While not a direct comparison, there are similarities to Ivey and Beal. One of several reasons people fashion him as a shooting guard in the NBA is his low assist numbers, averaging 3.2 apg. But, some of that assist rate is a product of Purdue's system playing inside-out with high-low action instead of pick-and-rolls. 

Right now, Ivey projects as a top-four pick - a range where the Wizards have no hope of drafting unless there's a trade. Don't expect a fall off from Ivey to hurt his stock. Ivey's playmaking would drastically bolster Washington's backcourt, doing more to draw attention away from Beal.

TyTy Washington (Kentucky)

No. 2 Kentucky vs. No. 15 Saint Peter's (March 17, 7:10 p.m. - CBS)

TyTy Washington is expected to be the first collegiate, true point guard drafted this season. Only G League Ignite star Dyson Daniels is currently being mocked higher. Washington is a key cog to Kentucky's lineup and is actually one of two PGs on the court at a time with Sahvir Wheeler.

There are limitations on Washington's natural playmaking ability. Sometimes he forces the issue on passes in windows that are not open. An overreliance on screens to gain separation may also be an issue. But, he's confident with the ball in his hands and delivers in big moments. Hopefully, for the Wizards, those negatives might be enough to keep him in the late lottery. And hopefully, that doesn't mean he'll be stuck in a role where he's a No. 2 guard on the floor.

Kentucky's team is built like that of an NBA team in a pro-style system. What you see will be what you will likely get at the next level. The Wildcats have all the makings of a potential Final Four team so there should be an ample amount of opportunities to watch. 

Recently, Kentucky guards have been phenomenal at their transition to the NBA. Tyrese Maxey, Immanuel Quickley, Tyler Herro and Shai Gilgeous-Alexander make up the shortlist from just the past four draft classes.

Washington can be the next in that long line.

Kennedy Chandler (Tennessee)

No. 3 Tennessee vs. No. 14 Longwood (March 17, 2:45 p.m. - CBS)

Smaller in stature at 6-foot, Kennedy Chandler is an uber-athletic guard that shines on the defensive end of the court. He has an aggressive, attack-the-rim mentality and is not afraid of getting hit. 

This season, the point guard guided the Volunteers to an SEC Tournament championship and was the head of one of the best defensive units in the country, per KenPom. 

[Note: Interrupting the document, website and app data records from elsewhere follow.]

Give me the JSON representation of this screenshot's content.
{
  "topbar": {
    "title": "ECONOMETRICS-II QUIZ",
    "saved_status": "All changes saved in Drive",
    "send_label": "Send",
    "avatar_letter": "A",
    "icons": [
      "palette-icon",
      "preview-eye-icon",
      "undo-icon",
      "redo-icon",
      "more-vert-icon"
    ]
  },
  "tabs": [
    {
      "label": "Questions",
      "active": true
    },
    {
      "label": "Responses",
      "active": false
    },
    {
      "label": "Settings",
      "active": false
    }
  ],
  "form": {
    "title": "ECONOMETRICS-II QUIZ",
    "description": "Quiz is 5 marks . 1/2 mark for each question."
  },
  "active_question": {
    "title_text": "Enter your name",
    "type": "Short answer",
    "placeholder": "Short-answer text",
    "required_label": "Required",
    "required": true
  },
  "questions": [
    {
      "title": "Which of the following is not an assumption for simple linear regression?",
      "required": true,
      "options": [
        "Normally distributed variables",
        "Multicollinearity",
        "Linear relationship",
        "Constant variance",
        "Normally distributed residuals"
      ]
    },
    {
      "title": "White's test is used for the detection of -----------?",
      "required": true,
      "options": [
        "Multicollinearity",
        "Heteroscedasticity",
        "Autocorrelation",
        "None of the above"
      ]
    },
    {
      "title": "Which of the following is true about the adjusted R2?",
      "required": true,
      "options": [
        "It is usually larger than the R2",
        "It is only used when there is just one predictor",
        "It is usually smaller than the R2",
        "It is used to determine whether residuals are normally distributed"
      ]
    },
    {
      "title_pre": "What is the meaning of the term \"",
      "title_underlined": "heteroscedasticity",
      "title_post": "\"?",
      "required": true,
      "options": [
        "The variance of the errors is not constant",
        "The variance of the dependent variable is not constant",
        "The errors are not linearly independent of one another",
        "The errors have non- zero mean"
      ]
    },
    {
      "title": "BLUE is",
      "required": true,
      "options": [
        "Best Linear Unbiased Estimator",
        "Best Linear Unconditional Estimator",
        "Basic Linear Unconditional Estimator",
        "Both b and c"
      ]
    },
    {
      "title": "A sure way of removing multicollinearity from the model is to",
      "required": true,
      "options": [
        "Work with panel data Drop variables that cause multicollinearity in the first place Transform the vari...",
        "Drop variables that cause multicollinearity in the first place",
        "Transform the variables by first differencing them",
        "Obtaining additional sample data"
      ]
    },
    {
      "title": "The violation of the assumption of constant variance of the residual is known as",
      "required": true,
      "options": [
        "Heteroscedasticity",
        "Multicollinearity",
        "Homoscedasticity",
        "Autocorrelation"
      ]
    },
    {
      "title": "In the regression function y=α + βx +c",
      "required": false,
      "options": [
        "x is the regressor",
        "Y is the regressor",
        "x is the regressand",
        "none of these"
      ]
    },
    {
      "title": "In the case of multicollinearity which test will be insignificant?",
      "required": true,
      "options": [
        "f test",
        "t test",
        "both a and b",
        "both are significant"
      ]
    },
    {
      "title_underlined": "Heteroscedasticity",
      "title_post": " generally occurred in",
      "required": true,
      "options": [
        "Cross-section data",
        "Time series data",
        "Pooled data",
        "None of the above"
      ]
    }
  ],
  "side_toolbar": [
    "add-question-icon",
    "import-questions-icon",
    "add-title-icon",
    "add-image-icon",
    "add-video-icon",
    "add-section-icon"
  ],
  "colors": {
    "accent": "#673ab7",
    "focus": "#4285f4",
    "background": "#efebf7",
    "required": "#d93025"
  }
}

Offensively, Chandler is a great facilitator that excels with other elite scorers around him. By drawing attention in the lane with his drives, 3-point shooters are left wide-open as he initiates the offense. Chandler is accurate in his passes and has a high basketball IQ when it comes to making the right play. 


Tennessee may not be considered a darkhorse, but if they make the Final Four, much of their success would not be possible without Chandler. 

Andrew Nembhard (Gonzaga)

No. 1 Gonzaga vs. No. 16 Georgia State (March 17, 4:15 p.m. - TNT)

For those in the late lottery, the point guard class is top heavy. Washington, Daniels and Chandler are the big three for the position, but all have enough talent and potential to climb further up big boards. Ideally, for Washington, there will be one of those three available if picking in the No. 9-12 range. That of course would be a different conversation if the Wizards were to make the play-in tournament and adjust their position.

If none of those three are available (or the Wizards would rather have one of the many athletic wings that are projected to be mid-to-late lottery picks), their next option in the draft, barring a trade, would be in the second round. Washington owns Dallas' pick if it falls between 46-60 in the order, which is looking to be set in stone.

Nembhard - a senior for the Bulldogs - would likely fall in that range. Positionally, he's exactly what the Wizards are looking for as a pass-first distributor to complement Beal and new addition Porzingis. Only Chandler's passing skills would rival that of Nembhard's of this class.

He also makes this list because of the Gonzaga connection. Two of the past three drafts have seen Washington take a Bulldog, Nembhard played with both of them - Rui Hachimura and Corey Kispert - in Spokane.